SXSW Film Review: Sylvio
Fame turns dark for a small-town gorilla with a sensitive side
By Dan Gentile,
5:40AM, Sun. Mar. 12, 2017
Most artists have trouble maintaining their creative integrity in the face of commercial demands, and small-town gorilla Sylvio Bernardi is no different.
Vine users might recognize the simian-suited, sunglasses-wearing Sylvio, who earned 500,000 followers for short videos in which he silently struggles through life in the human world. With a little help from Kickstarter, filmmakers Albert Birney and Kentucker Audley have broken the character out of the six-second format for a full-length comedy rich with ingenious sight gags and clever, deadpan writing.
Sylvio doesn’t speak except through a text-to-speech program on his Banana brand computer (Apes don’t use Apple!), which makes it tough to carry out his job as a debt collector. When on assignment to collect from a deadbeat local cable-access host, he stumbles on camera and accidentally turns into a local sensation.
Viewers want more Sylvio, so he’s invited back. He shares his passion project, a minimalist live puppet show called the Quiet Times, but viewers aren’t impressed.
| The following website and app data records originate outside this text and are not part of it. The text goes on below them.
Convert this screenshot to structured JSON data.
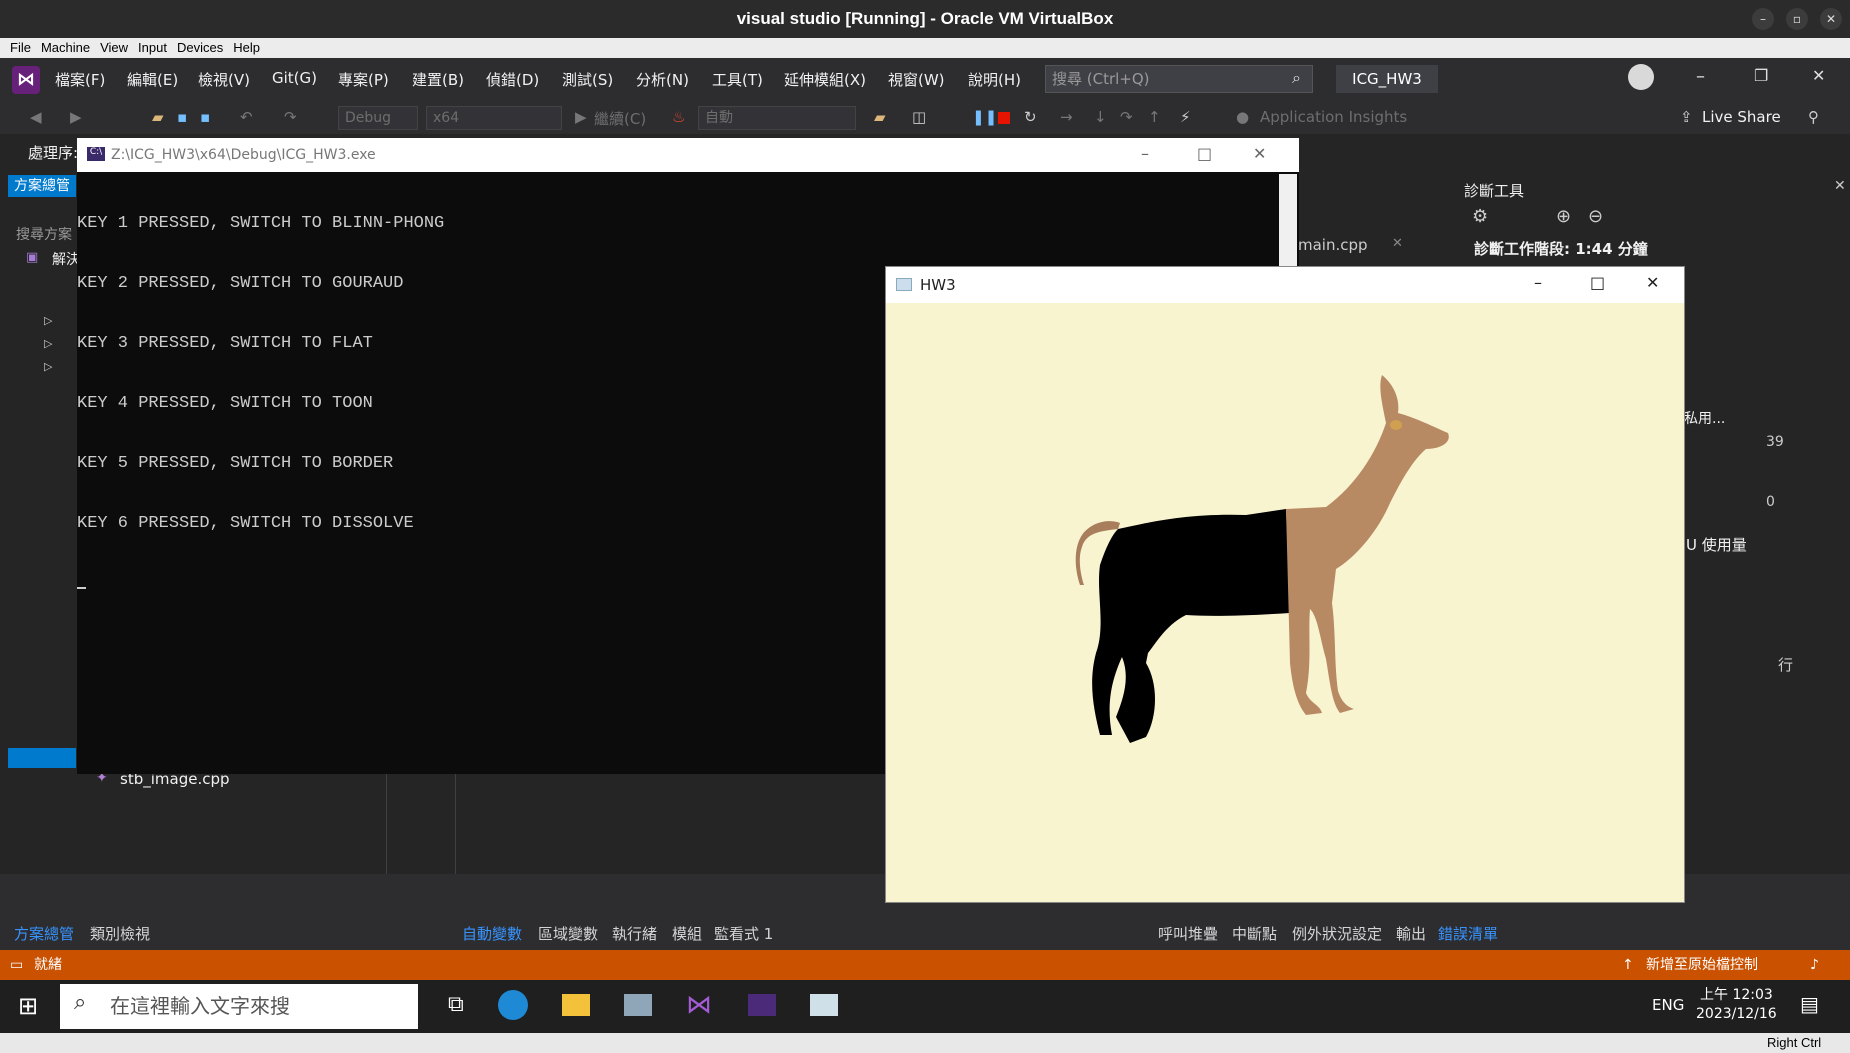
{
  "vbox": {
    "title": "visual studio [Running] - Oracle VM VirtualBox",
    "menu": [
      "File",
      "Machine",
      "View",
      "Input",
      "Devices",
      "Help"
    ],
    "host_key": "Right Ctrl"
  },
  "vs": {
    "menu": [
      "檔案(F)",
      "編輯(E)",
      "檢視(V)",
      "Git(G)",
      "專案(P)",
      "建置(B)",
      "偵錯(D)",
      "測試(S)",
      "分析(N)",
      "工具(T)",
      "延伸模組(X)",
      "視窗(W)",
      "說明(H)"
    ],
    "search_placeholder": "搜尋 (Ctrl+Q)",
    "solution_name": "ICG_HW3",
    "toolbar": {
      "config": "Debug",
      "platform": "x64",
      "continue": "繼續(C)",
      "auto": "自動",
      "app_insights": "Application Insights",
      "live_share": "Live Share"
    },
    "process_label": "處理序:",
    "solution_tab": "方案總管",
    "solution_search": "搜尋方案",
    "solution_root": "解決",
    "file_item": "stb_image.cpp",
    "editor_tab": "main.cpp",
    "diag": {
      "title": "診斷工具",
      "session": "診斷工作階段: 1:44 分鐘",
      "private": "私用...",
      "val_top": "39",
      "val_bottom": "0",
      "cpu": "U 使用量"
    },
    "bottom_tabs_left": [
      "方案總管",
      "類別檢視"
    ],
    "bottom_tabs_mid": [
      "自動變數",
      "區域變數",
      "執行緒",
      "模組",
      "監看式 1"
    ],
    "bottom_tabs_right": [
      "呼叫堆疊",
      "中斷點",
      "例外狀況設定",
      "輸出",
      "錯誤清單"
    ],
    "col_row": "行",
    "status_ready": "就緒",
    "status_source": "新增至原始檔控制"
  },
  "console": {
    "title": "Z:\\ICG_HW3\\x64\\Debug\\ICG_HW3.exe",
    "lines": [
      "KEY 1 PRESSED, SWITCH TO BLINN-PHONG",
      "KEY 2 PRESSED, SWITCH TO GOURAUD",
      "KEY 3 PRESSED, SWITCH TO FLAT",
      "KEY 4 PRESSED, SWITCH TO TOON",
      "KEY 5 PRESSED, SWITCH TO BORDER",
      "KEY 6 PRESSED, SWITCH TO DISSOLVE"
    ]
  },
  "hw3": {
    "title": "HW3",
    "bg": "#f9f4d0"
  },
  "taskbar": {
    "search": "在這裡輸入文字來搜",
    "lang": "ENG",
    "time": "上午 12:03",
    "date": "2023/12/16"
  }
}
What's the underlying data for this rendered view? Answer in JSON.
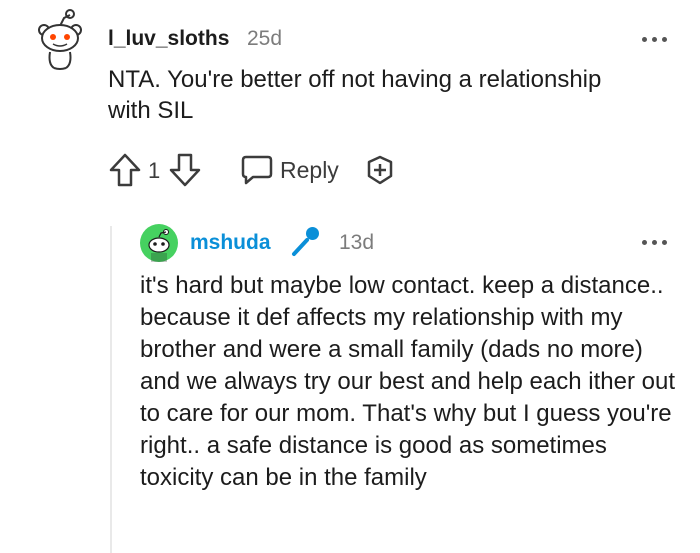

They want more action, which leads to a recurring segment called "What Will the Ape Break," in which he smashes a thrift store worth of vases. The segment becomes a hit, but soon enough, the act turns exploitative. Then a viral video causes a backlash and Sylvio’s fame turns to infamy.
It’s no surprise given his Vine roots that the character is perfect montage material. The best moments of the film happen in quick succession, be it the smashing TV sequences or the TV crew bonding on a day trip to the go-kart track. Sylvio’s body language fuels much of the comedy as well as inspiring more empathy than one might expect, but much credit should go to the sharp prop design that hides laughs in every corner of the frame.
The crux of a movie like Sylvio is that it’s hard to sustain one joke for 80 minutes, and at times the humor feels monotonous. There’s only so many ways for an ape to break a vase, and by the conclusion, the gag has worn a little thin. But just as the monkey business becomes a chore, the filmmakers double down on Sylvio’s sensitive side, showing that underneath that fur, he’s not that different from the rest of us.
Visions, World Premiere
Monday, March 13, 7pm, Alamo Lamar B
Wednesday, March 15, 3.30pm, Alamo Lamar C